Segment Start: RECORDS PROVIDED
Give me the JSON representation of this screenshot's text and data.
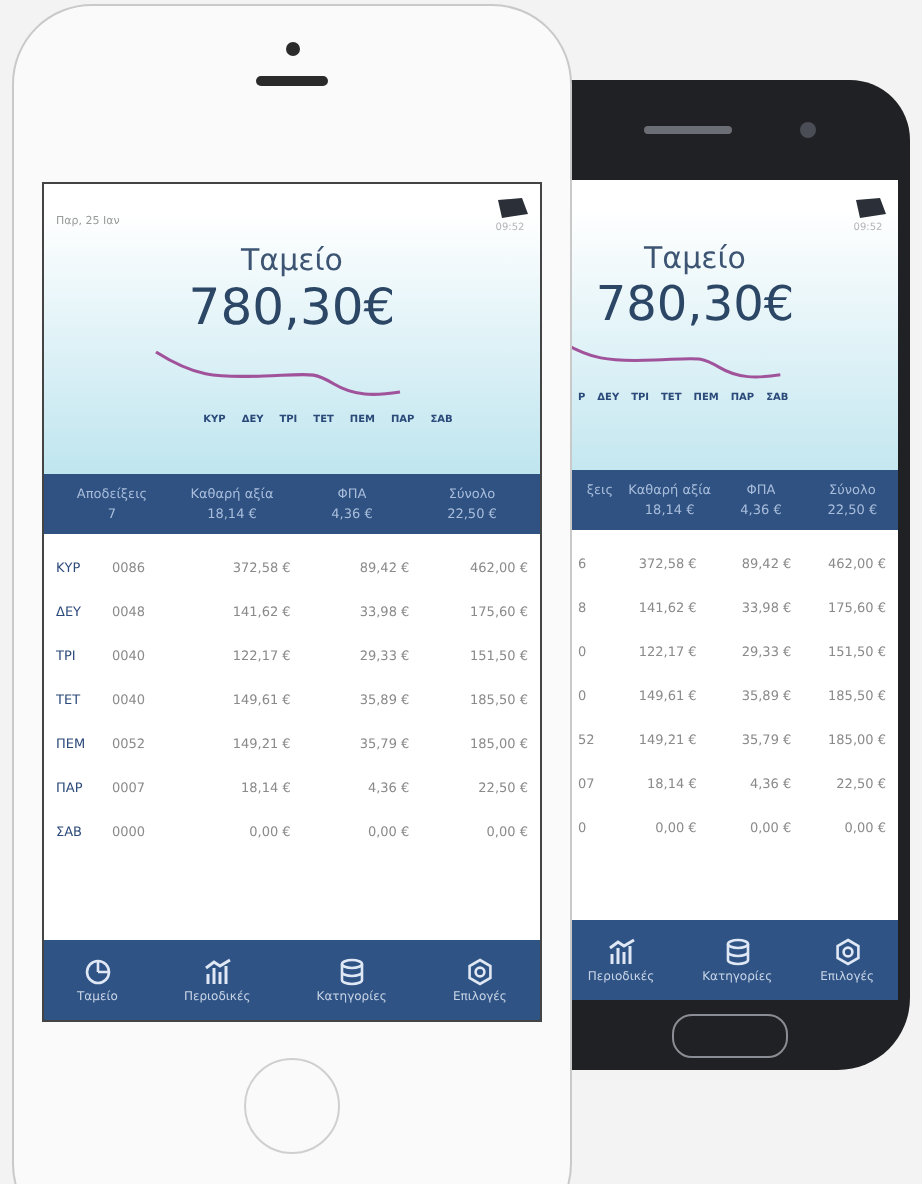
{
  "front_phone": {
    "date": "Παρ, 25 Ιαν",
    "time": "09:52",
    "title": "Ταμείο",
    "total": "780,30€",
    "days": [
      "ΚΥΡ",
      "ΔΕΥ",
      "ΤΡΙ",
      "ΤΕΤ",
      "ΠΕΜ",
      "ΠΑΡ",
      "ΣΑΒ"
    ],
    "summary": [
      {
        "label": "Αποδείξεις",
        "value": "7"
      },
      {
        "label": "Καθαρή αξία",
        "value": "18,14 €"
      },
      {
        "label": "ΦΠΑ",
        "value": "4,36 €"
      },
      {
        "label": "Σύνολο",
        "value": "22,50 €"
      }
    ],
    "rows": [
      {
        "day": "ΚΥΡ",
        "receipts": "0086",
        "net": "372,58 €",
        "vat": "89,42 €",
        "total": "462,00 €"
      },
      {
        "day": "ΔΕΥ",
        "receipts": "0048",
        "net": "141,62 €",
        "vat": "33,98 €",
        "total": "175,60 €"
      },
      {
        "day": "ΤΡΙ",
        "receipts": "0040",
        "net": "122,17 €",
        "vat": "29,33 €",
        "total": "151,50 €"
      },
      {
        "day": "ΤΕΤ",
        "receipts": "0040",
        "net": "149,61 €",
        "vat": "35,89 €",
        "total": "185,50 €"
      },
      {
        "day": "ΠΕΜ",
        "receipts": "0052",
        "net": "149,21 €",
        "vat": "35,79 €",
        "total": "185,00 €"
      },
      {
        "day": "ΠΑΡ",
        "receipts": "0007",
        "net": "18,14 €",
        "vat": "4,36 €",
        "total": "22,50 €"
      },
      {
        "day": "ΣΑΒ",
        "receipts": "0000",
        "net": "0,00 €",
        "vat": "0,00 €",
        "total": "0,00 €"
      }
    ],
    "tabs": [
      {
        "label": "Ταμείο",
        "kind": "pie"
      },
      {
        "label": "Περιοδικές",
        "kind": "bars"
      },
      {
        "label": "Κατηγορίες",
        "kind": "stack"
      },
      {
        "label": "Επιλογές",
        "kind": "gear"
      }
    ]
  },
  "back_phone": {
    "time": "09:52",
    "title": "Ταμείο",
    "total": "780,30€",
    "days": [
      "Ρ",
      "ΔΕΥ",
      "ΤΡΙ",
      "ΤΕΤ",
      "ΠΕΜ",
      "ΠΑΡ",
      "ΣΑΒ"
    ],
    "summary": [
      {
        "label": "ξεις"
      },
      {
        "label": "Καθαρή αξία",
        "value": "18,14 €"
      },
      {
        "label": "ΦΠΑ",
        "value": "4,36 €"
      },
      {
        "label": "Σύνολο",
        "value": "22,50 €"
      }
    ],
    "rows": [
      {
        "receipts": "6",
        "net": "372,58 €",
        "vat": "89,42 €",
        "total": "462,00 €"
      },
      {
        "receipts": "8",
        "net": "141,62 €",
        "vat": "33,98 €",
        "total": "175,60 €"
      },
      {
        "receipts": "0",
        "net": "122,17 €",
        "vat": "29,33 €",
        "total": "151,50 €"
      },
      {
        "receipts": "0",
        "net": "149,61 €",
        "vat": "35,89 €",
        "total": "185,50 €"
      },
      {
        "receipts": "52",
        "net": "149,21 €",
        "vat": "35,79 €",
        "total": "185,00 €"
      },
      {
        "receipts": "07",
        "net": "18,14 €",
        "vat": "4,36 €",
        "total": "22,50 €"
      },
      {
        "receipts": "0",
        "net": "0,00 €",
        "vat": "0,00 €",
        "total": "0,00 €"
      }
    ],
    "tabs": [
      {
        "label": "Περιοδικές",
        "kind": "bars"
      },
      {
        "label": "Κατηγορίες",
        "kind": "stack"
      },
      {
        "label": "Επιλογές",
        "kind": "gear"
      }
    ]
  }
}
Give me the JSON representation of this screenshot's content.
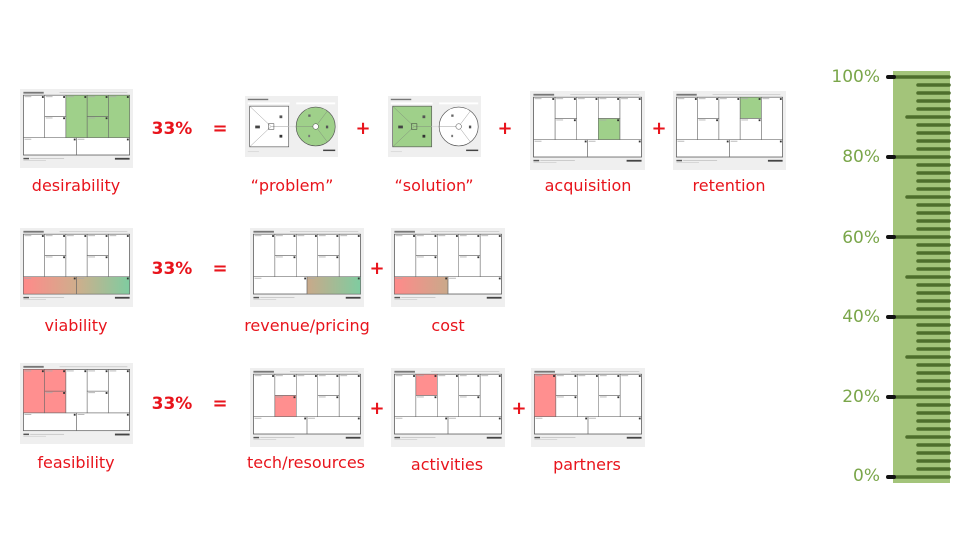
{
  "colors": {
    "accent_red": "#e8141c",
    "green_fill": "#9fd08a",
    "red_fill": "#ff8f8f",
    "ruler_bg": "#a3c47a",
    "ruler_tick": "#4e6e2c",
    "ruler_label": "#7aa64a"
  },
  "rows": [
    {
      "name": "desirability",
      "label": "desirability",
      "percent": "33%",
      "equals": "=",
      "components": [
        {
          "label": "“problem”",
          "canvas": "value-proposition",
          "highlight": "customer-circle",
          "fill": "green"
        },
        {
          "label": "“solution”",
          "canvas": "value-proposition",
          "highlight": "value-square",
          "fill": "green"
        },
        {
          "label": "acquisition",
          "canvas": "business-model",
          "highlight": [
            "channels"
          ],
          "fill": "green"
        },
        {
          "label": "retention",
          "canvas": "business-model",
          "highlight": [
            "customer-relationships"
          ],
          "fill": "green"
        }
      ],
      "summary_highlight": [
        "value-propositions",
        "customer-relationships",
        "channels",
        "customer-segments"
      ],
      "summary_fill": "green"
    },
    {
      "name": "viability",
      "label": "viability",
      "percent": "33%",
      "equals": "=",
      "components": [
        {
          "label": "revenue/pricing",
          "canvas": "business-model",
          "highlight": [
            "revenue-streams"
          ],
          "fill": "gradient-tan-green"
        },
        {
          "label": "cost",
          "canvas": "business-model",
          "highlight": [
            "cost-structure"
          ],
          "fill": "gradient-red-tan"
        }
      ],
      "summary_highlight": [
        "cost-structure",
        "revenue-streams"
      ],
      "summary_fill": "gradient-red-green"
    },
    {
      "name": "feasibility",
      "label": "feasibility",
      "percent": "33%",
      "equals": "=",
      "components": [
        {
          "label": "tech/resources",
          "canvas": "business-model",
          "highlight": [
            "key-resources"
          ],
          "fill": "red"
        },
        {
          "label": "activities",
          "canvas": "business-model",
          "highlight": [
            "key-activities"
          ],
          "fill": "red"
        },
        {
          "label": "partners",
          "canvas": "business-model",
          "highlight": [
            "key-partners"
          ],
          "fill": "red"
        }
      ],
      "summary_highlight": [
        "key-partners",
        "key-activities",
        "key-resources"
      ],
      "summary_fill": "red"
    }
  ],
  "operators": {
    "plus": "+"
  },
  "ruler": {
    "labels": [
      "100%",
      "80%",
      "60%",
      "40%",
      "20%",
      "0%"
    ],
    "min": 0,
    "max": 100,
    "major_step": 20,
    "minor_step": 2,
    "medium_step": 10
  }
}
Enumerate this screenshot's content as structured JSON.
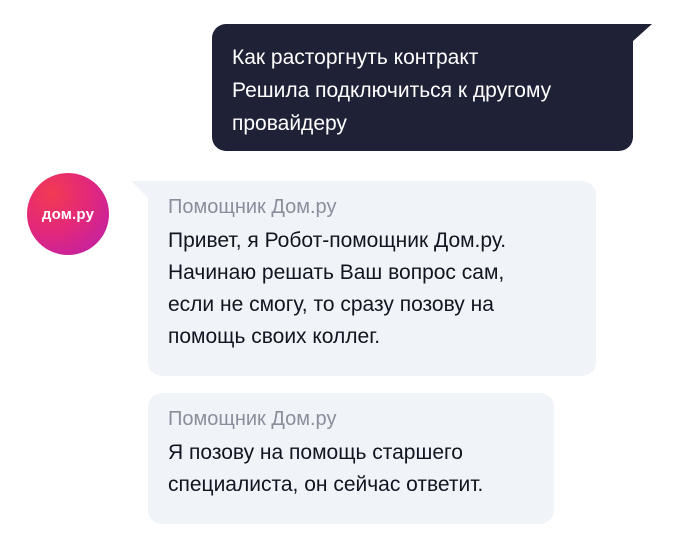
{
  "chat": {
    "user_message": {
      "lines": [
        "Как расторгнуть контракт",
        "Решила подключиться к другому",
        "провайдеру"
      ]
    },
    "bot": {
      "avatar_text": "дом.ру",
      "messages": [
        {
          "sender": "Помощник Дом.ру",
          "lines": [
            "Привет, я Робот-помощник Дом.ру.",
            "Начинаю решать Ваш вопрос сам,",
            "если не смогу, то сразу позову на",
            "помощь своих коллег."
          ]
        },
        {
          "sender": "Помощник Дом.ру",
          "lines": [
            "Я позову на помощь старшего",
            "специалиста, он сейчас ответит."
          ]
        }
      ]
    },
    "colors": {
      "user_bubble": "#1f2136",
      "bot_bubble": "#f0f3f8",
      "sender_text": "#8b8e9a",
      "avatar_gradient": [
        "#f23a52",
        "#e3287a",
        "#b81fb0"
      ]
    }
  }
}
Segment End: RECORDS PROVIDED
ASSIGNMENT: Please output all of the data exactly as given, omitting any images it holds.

ANSWER FOR THE TASK:
Give me the JSON representation of this screenshot's text and data.
{
  "front_phone": {
    "date": "Παρ, 25 Ιαν",
    "time": "09:52",
    "title": "Ταμείο",
    "total": "780,30€",
    "days": [
      "ΚΥΡ",
      "ΔΕΥ",
      "ΤΡΙ",
      "ΤΕΤ",
      "ΠΕΜ",
      "ΠΑΡ",
      "ΣΑΒ"
    ],
    "summary": [
      {
        "label": "Αποδείξεις",
        "value": "7"
      },
      {
        "label": "Καθαρή αξία",
        "value": "18,14 €"
      },
      {
        "label": "ΦΠΑ",
        "value": "4,36 €"
      },
      {
        "label": "Σύνολο",
        "value": "22,50 €"
      }
    ],
    "rows": [
      {
        "day": "ΚΥΡ",
        "receipts": "0086",
        "net": "372,58 €",
        "vat": "89,42 €",
        "total": "462,00 €"
      },
      {
        "day": "ΔΕΥ",
        "receipts": "0048",
        "net": "141,62 €",
        "vat": "33,98 €",
        "total": "175,60 €"
      },
      {
        "day": "ΤΡΙ",
        "receipts": "0040",
        "net": "122,17 €",
        "vat": "29,33 €",
        "total": "151,50 €"
      },
      {
        "day": "ΤΕΤ",
        "receipts": "0040",
        "net": "149,61 €",
        "vat": "35,89 €",
        "total": "185,50 €"
      },
      {
        "day": "ΠΕΜ",
        "receipts": "0052",
        "net": "149,21 €",
        "vat": "35,79 €",
        "total": "185,00 €"
      },
      {
        "day": "ΠΑΡ",
        "receipts": "0007",
        "net": "18,14 €",
        "vat": "4,36 €",
        "total": "22,50 €"
      },
      {
        "day": "ΣΑΒ",
        "receipts": "0000",
        "net": "0,00 €",
        "vat": "0,00 €",
        "total": "0,00 €"
      }
    ],
    "tabs": [
      {
        "label": "Ταμείο",
        "kind": "pie"
      },
      {
        "label": "Περιοδικές",
        "kind": "bars"
      },
      {
        "label": "Κατηγορίες",
        "kind": "stack"
      },
      {
        "label": "Επιλογές",
        "kind": "gear"
      }
    ]
  },
  "back_phone": {
    "time": "09:52",
    "title": "Ταμείο",
    "total": "780,30€",
    "days": [
      "Ρ",
      "ΔΕΥ",
      "ΤΡΙ",
      "ΤΕΤ",
      "ΠΕΜ",
      "ΠΑΡ",
      "ΣΑΒ"
    ],
    "summary": [
      {
        "label": "ξεις"
      },
      {
        "label": "Καθαρή αξία",
        "value": "18,14 €"
      },
      {
        "label": "ΦΠΑ",
        "value": "4,36 €"
      },
      {
        "label": "Σύνολο",
        "value": "22,50 €"
      }
    ],
    "rows": [
      {
        "receipts": "6",
        "net": "372,58 €",
        "vat": "89,42 €",
        "total": "462,00 €"
      },
      {
        "receipts": "8",
        "net": "141,62 €",
        "vat": "33,98 €",
        "total": "175,60 €"
      },
      {
        "receipts": "0",
        "net": "122,17 €",
        "vat": "29,33 €",
        "total": "151,50 €"
      },
      {
        "receipts": "0",
        "net": "149,61 €",
        "vat": "35,89 €",
        "total": "185,50 €"
      },
      {
        "receipts": "52",
        "net": "149,21 €",
        "vat": "35,79 €",
        "total": "185,00 €"
      },
      {
        "receipts": "07",
        "net": "18,14 €",
        "vat": "4,36 €",
        "total": "22,50 €"
      },
      {
        "receipts": "0",
        "net": "0,00 €",
        "vat": "0,00 €",
        "total": "0,00 €"
      }
    ],
    "tabs": [
      {
        "label": "Περιοδικές",
        "kind": "bars"
      },
      {
        "label": "Κατηγορίες",
        "kind": "stack"
      },
      {
        "label": "Επιλογές",
        "kind": "gear"
      }
    ]
  }
}
Give me the JSON representation of this screenshot's content.
{
  "colors": {
    "accent_red": "#e8141c",
    "green_fill": "#9fd08a",
    "red_fill": "#ff8f8f",
    "ruler_bg": "#a3c47a",
    "ruler_tick": "#4e6e2c",
    "ruler_label": "#7aa64a"
  },
  "rows": [
    {
      "name": "desirability",
      "label": "desirability",
      "percent": "33%",
      "equals": "=",
      "components": [
        {
          "label": "“problem”",
          "canvas": "value-proposition",
          "highlight": "customer-circle",
          "fill": "green"
        },
        {
          "label": "“solution”",
          "canvas": "value-proposition",
          "highlight": "value-square",
          "fill": "green"
        },
        {
          "label": "acquisition",
          "canvas": "business-model",
          "highlight": [
            "channels"
          ],
          "fill": "green"
        },
        {
          "label": "retention",
          "canvas": "business-model",
          "highlight": [
            "customer-relationships"
          ],
          "fill": "green"
        }
      ],
      "summary_highlight": [
        "value-propositions",
        "customer-relationships",
        "channels",
        "customer-segments"
      ],
      "summary_fill": "green"
    },
    {
      "name": "viability",
      "label": "viability",
      "percent": "33%",
      "equals": "=",
      "components": [
        {
          "label": "revenue/pricing",
          "canvas": "business-model",
          "highlight": [
            "revenue-streams"
          ],
          "fill": "gradient-tan-green"
        },
        {
          "label": "cost",
          "canvas": "business-model",
          "highlight": [
            "cost-structure"
          ],
          "fill": "gradient-red-tan"
        }
      ],
      "summary_highlight": [
        "cost-structure",
        "revenue-streams"
      ],
      "summary_fill": "gradient-red-green"
    },
    {
      "name": "feasibility",
      "label": "feasibility",
      "percent": "33%",
      "equals": "=",
      "components": [
        {
          "label": "tech/resources",
          "canvas": "business-model",
          "highlight": [
            "key-resources"
          ],
          "fill": "red"
        },
        {
          "label": "activities",
          "canvas": "business-model",
          "highlight": [
            "key-activities"
          ],
          "fill": "red"
        },
        {
          "label": "partners",
          "canvas": "business-model",
          "highlight": [
            "key-partners"
          ],
          "fill": "red"
        }
      ],
      "summary_highlight": [
        "key-partners",
        "key-activities",
        "key-resources"
      ],
      "summary_fill": "red"
    }
  ],
  "operators": {
    "plus": "+"
  },
  "ruler": {
    "labels": [
      "100%",
      "80%",
      "60%",
      "40%",
      "20%",
      "0%"
    ],
    "min": 0,
    "max": 100,
    "major_step": 20,
    "minor_step": 2,
    "medium_step": 10
  }
}
Enumerate this screenshot's content as structured JSON.
{
  "chat": {
    "user_message": {
      "lines": [
        "Как расторгнуть контракт",
        "Решила подключиться к другому",
        "провайдеру"
      ]
    },
    "bot": {
      "avatar_text": "дом.ру",
      "messages": [
        {
          "sender": "Помощник Дом.ру",
          "lines": [
            "Привет, я Робот-помощник Дом.ру.",
            "Начинаю решать Ваш вопрос сам,",
            "если не смогу, то сразу позову на",
            "помощь своих коллег."
          ]
        },
        {
          "sender": "Помощник Дом.ру",
          "lines": [
            "Я позову на помощь старшего",
            "специалиста, он сейчас ответит."
          ]
        }
      ]
    },
    "colors": {
      "user_bubble": "#1f2136",
      "bot_bubble": "#f0f3f8",
      "sender_text": "#8b8e9a",
      "avatar_gradient": [
        "#f23a52",
        "#e3287a",
        "#b81fb0"
      ]
    }
  }
}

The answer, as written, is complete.